It became clear that Manson controlled everyone at the ranch, telling them what to wear and with whom to sleep and what drugs to take, but there weren’t signs of violence at first. Manson was a musician: He’d play guitar and tell stories and orchestrate LSD orgies. Soon though, Manson began to preach about "Helter Skelter." That was his name, taken from the Beatles song, for a coming race war, which Manson claimed he would spark in order to later emerge as the savior of humanity.

During a failed robbery in late July, Manson instructed his followers to kill an associate. That’s when this father figure realized he could get his followers to do much, much worse.
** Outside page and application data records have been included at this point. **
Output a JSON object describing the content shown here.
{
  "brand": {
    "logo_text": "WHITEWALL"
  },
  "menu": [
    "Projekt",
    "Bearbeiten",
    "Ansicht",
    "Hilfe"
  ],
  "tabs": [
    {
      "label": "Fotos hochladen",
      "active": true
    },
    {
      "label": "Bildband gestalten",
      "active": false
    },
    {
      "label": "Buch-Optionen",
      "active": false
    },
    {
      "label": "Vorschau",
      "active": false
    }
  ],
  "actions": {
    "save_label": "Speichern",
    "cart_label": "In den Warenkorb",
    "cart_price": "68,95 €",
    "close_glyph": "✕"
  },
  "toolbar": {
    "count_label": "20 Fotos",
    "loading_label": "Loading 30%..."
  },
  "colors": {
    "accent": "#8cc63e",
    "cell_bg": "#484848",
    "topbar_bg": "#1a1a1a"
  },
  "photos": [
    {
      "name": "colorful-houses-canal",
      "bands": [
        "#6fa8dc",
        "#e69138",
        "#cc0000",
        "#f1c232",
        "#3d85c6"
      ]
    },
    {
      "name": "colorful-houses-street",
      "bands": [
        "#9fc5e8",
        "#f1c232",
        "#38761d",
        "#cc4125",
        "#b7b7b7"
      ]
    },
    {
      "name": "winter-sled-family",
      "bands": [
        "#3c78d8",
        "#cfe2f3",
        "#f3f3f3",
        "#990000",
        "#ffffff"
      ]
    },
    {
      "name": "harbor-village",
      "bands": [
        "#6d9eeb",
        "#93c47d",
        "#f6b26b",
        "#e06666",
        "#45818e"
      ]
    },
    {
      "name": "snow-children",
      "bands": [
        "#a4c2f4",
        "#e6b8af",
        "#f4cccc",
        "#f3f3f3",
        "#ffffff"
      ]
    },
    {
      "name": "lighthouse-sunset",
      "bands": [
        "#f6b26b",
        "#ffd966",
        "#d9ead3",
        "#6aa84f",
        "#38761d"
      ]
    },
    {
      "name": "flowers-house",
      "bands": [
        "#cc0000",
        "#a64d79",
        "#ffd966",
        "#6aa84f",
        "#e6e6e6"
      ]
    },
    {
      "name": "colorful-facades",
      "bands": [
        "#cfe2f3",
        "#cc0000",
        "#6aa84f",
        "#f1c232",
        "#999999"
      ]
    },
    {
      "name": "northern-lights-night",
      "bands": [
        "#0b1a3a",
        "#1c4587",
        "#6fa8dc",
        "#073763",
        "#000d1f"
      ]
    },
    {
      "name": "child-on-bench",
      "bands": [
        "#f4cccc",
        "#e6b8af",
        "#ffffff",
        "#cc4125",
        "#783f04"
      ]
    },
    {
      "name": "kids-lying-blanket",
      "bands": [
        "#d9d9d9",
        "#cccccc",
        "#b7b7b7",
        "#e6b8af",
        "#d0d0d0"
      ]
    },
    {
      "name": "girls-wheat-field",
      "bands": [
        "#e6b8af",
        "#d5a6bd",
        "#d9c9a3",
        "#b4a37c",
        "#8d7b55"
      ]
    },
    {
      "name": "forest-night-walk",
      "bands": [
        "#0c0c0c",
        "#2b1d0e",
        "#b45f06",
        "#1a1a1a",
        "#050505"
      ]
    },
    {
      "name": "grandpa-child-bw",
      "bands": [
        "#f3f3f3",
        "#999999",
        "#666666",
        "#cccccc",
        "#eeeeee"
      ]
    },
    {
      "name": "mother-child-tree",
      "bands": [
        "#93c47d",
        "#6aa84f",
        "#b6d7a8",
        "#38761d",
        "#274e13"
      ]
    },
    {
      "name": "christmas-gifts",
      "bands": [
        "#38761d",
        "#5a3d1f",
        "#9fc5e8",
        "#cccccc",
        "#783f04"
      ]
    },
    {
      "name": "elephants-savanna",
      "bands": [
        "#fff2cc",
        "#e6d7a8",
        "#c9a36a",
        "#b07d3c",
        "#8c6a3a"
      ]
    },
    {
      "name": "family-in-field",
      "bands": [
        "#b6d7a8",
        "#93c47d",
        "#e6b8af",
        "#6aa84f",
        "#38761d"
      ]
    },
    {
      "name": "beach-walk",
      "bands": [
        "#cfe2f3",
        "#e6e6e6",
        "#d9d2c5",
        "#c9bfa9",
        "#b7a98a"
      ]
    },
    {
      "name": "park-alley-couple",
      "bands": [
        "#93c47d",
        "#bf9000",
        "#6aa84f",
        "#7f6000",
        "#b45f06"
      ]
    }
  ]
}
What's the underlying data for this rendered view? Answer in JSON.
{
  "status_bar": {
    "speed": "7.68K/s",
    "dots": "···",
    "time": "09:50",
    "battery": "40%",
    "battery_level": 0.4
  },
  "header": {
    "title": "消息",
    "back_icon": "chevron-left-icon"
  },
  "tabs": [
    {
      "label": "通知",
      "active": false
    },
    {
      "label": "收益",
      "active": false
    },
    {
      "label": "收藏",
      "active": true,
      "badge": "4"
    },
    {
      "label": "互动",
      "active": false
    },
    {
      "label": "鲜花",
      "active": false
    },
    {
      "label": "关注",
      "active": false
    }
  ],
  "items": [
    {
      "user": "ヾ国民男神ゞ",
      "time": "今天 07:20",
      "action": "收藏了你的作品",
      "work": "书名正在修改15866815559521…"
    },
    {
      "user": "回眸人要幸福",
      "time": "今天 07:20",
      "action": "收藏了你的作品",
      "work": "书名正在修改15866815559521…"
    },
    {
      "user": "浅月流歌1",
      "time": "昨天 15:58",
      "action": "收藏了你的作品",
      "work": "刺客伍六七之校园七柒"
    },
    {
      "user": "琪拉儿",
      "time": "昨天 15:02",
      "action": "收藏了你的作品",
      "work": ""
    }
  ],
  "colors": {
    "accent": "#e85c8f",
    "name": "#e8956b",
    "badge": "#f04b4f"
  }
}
He planned the murder of the people who lived at 10050 Cielo Drive, in Los Angeles, then home of the actress Sharon Tate. One night, he gave Kasabian and three other followers speed and sent them to the house. Kasabian thought they were on their way to a burglary.

At the house, one Family member shot and killed a friend of the groundskeeper, who happened to be driving by. Kasabian went numb, she has said. She was then instructed to keep watch as the others entered the house. One came back out and asked for Kasabian’s knife.

"Please make it stop," Kasabian told her. She said that she heard people coming.

"It is too late," she was told.

The next night Manson sent Family members to kill again. First, he dropped some off at a randomly chosen house to kill the two people inside. He took the others to the home of an actor friend of Kasabian’s. When he told her to go inside and slit his throat, she said she couldn’t do it.

"I’m not you," she told him.

He sent her inside, anyway. In the building, she purposely knocked on the wrong apartment door, then merely apologized and walked away when a stranger answered. Kasabian realized she needed to escape.

Days later, Manson sent Kasabian to visit a Family member in prison. That’s when she fled and went into hiding in New Mexico. When the ranch was raided by police, and the children were taken into custody, Kasabian was able to reclaim her daughter.

In December, she, Manson, and four other members were indicted for the murders. Kasabian offered her full testimony and in exchange received immunity. In her first day at trial, she was shown crime scene photos. "I don’t have to look at the pictures," she said. "It’s in my head."

After her 18 days on the stand, the others were convicted. Kasabian was 21, and the mother of two — a son had been conceived at the ranch. "I’d like to go into the wilderness with my children and get down to nature and closer to God," she said at a press conference.

Linda Kasabian now lives in an undisclosed location.

"I could never accept the fact that I was not punished for my involvement in this tragedy," she says in Manson. "I feel then what I feel now, always, and forever: that it was a waste, it was a waste of life that had no reason, to rhyme, it was wrong, and it hurt a lot of people. Still now today, always and forever." She’s still searching.

The Lifetime original movie Manson’s Lost Girls premieres Saturday, February 6, at 8/7c.

This feature was produced in collaboration between Vox Creative and Lifetime. Vox Media editorial staff was not involved in the creation or production of this content.